◆ PROBLEM DESCRIPTION ◆
With the pictures omitted, set down exactly the lines from the one that contains "Output a JSON" through the last line of the data.

· · ·

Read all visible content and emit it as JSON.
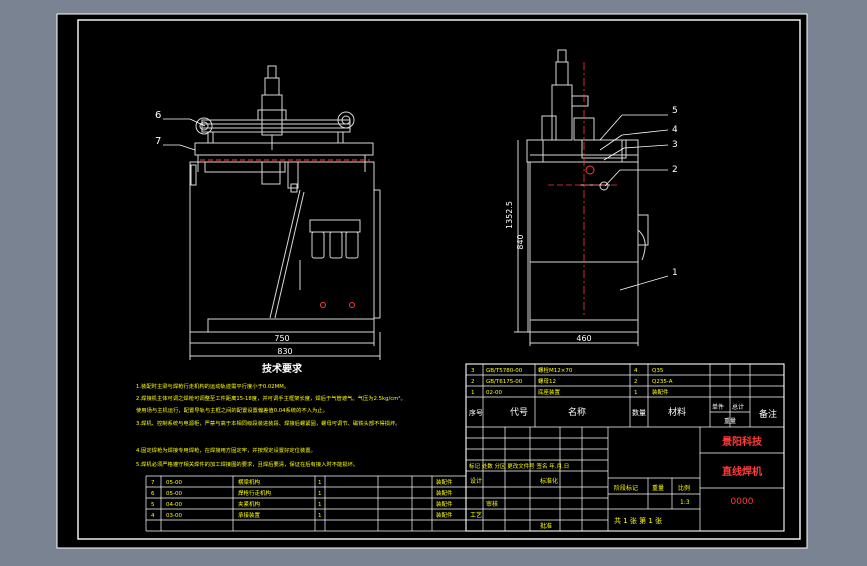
{
  "palette": {
    "window_bg": "#7a8392",
    "paper": "#000000",
    "line": "#ffffff",
    "gray": "#d8d8d8",
    "text_yellow": "#ffff00",
    "text_red": "#ff3b3b",
    "annotation": "#00ff66",
    "frame_purple": "#b080ff"
  },
  "tech_notes": {
    "title": "技术要求",
    "items": [
      "1.装配时主梁与焊枪行走机构的运动轨迹需平行度小于0.02MM。",
      "2.焊接机主体可调之焊枪可调整至工件距离15-18度，并可调手主框架长度，焊后于气管遮气。气压为2.5kg/cm²。",
      "   使用场与主机运行，配置导轨与主框之间的配置设置偏差值0.04系统的不入为止。",
      "3.焊机、控制系统与电源柜，严禁与高于本相同级段装进装段、焊接后螺紧固，螺母可调节、磁铁头部不得损坏。",
      "4.固定焊枪为焊接专用焊枪，在焊接用方固定牢，并按规定设置好定位装置。",
      "5.焊机必须严格遵守相关焊件的加工焊接图的要求，且焊后要清，保证在后有接入时不能损坏。"
    ]
  },
  "dimensions": {
    "front_inner_width": "750",
    "front_outer_width": "830",
    "side_width": "460",
    "side_height_total": "1352.5",
    "side_height_inner": "840"
  },
  "callouts": {
    "front": [
      "6",
      "7"
    ],
    "side": [
      "5",
      "4",
      "3",
      "2",
      "1"
    ]
  },
  "bom_lower": [
    {
      "no": "7",
      "code": "05-00",
      "name": "横梁机构",
      "qty": "1",
      "note": "装配件"
    },
    {
      "no": "6",
      "code": "05-00",
      "name": "焊枪行走机构",
      "qty": "1",
      "note": "装配件"
    },
    {
      "no": "5",
      "code": "04-00",
      "name": "夹紧机构",
      "qty": "1",
      "note": "装配件"
    },
    {
      "no": "4",
      "code": "03-00",
      "name": "承接装置",
      "qty": "1",
      "note": "装配件"
    }
  ],
  "bom_upper": [
    {
      "no": "3",
      "code": "GB/T5780-00",
      "name": "螺栓M12×70",
      "qty": "4",
      "material": "Q35"
    },
    {
      "no": "2",
      "code": "GB/T6175-00",
      "name": "螺母12",
      "qty": "2",
      "material": "Q235-A"
    },
    {
      "no": "1",
      "code": "02-00",
      "name": "底座装置",
      "qty": "1",
      "material": "装配件"
    }
  ],
  "header": {
    "seq": "序号",
    "code": "代号",
    "name": "名称",
    "qty": "数量",
    "material": "材料",
    "single": "单件",
    "total": "总计",
    "weight": "重量",
    "remark": "备注"
  },
  "title_block": {
    "org": "景阳科技",
    "drawing_name": "直线焊机",
    "drawing_no": "0000",
    "scale": "1:3",
    "stage_label": "阶段标记",
    "weight_label": "重量",
    "scale_label": "比例",
    "sheet_text": "共 1 张   第 1 张",
    "sign_row": "标记 处数 分区 更改文件号 签名 年.月.日",
    "design": "设计",
    "standard": "标准化",
    "audit": "审核",
    "process": "工艺",
    "approve": "批准"
  }
}
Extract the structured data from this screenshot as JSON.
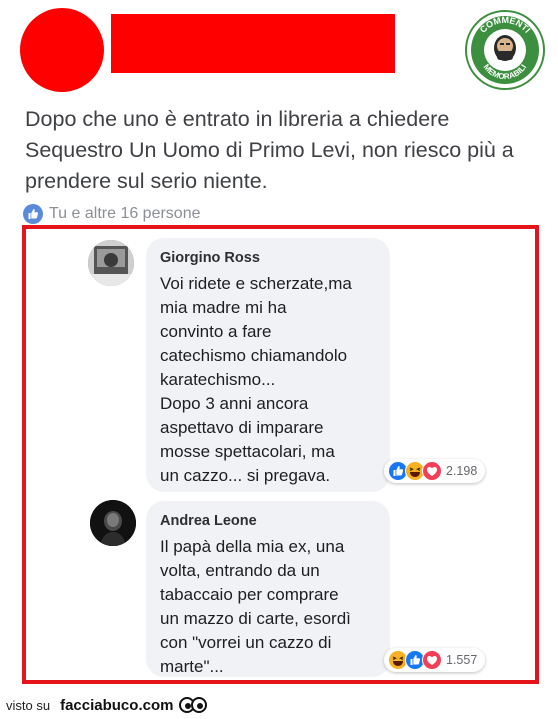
{
  "post": {
    "text_lines": [
      "Dopo che uno è entrato in libreria a chiedere",
      "Sequestro Un Uomo di Primo Levi, non riesco più a",
      "prendere sul serio niente."
    ],
    "likes_text": "Tu e altre 16 persone"
  },
  "logo": {
    "top_text": "COMMENTI",
    "bottom_text": "MEMORABILI"
  },
  "comments": [
    {
      "author": "Giorgino Ross",
      "lines": [
        "Voi ridete e scherzate,ma",
        "mia madre mi ha",
        "convinto a fare",
        "catechismo chiamandolo",
        "karatechismo...",
        "Dopo 3 anni ancora",
        "aspettavo di imparare",
        "mosse spettacolari, ma",
        "un cazzo... si pregava."
      ],
      "reactions": [
        "like-icon",
        "haha-icon",
        "love-icon"
      ],
      "reaction_count": "2.198"
    },
    {
      "author": "Andrea Leone",
      "lines": [
        "Il papà della mia ex, una",
        "volta, entrando da un",
        "tabaccaio per comprare",
        "un mazzo di carte, esordì",
        "con \"vorrei un cazzo di",
        "marte\"..."
      ],
      "reactions": [
        "haha-icon",
        "like-icon",
        "love-icon"
      ],
      "reaction_count": "1.557"
    }
  ],
  "footer": {
    "visto_su": "visto su",
    "brand": "facciabuco.com"
  },
  "colors": {
    "redaction": "#ff0000",
    "frame": "#e5141b",
    "like_blue": "#1877f2",
    "love_red": "#f33e58",
    "haha_yellow": "#f7b125"
  }
}
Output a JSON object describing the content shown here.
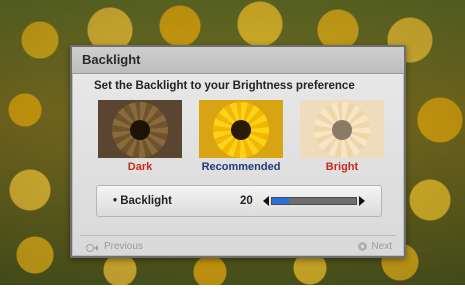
{
  "dialog": {
    "title": "Backlight",
    "subtitle": "Set the Backlight to your Brightness preference"
  },
  "presets": [
    {
      "label": "Dark",
      "color": "#c92a1a"
    },
    {
      "label": "Recommended",
      "color": "#1f3a7a"
    },
    {
      "label": "Bright",
      "color": "#c92a1a"
    }
  ],
  "setting": {
    "label": "• Backlight",
    "value": "20",
    "level_fraction": 0.2,
    "fill_color": "#2b6fd6"
  },
  "footer": {
    "previous_label": "Previous",
    "previous_icon": "return-icon",
    "next_label": "Next",
    "next_icon": "dot-button-icon"
  }
}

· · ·

◆ RESULT OF THIS EXERCISE ◆
Output a JSON object describing the content shown here.
{
  "dialog": {
    "title": "Backlight",
    "subtitle": "Set the Backlight to your Brightness preference"
  },
  "presets": [
    {
      "label": "Dark",
      "color": "#c92a1a"
    },
    {
      "label": "Recommended",
      "color": "#1f3a7a"
    },
    {
      "label": "Bright",
      "color": "#c92a1a"
    }
  ],
  "setting": {
    "label": "• Backlight",
    "value": "20",
    "level_fraction": 0.2,
    "fill_color": "#2b6fd6"
  },
  "footer": {
    "previous_label": "Previous",
    "previous_icon": "return-icon",
    "next_label": "Next",
    "next_icon": "dot-button-icon"
  }
}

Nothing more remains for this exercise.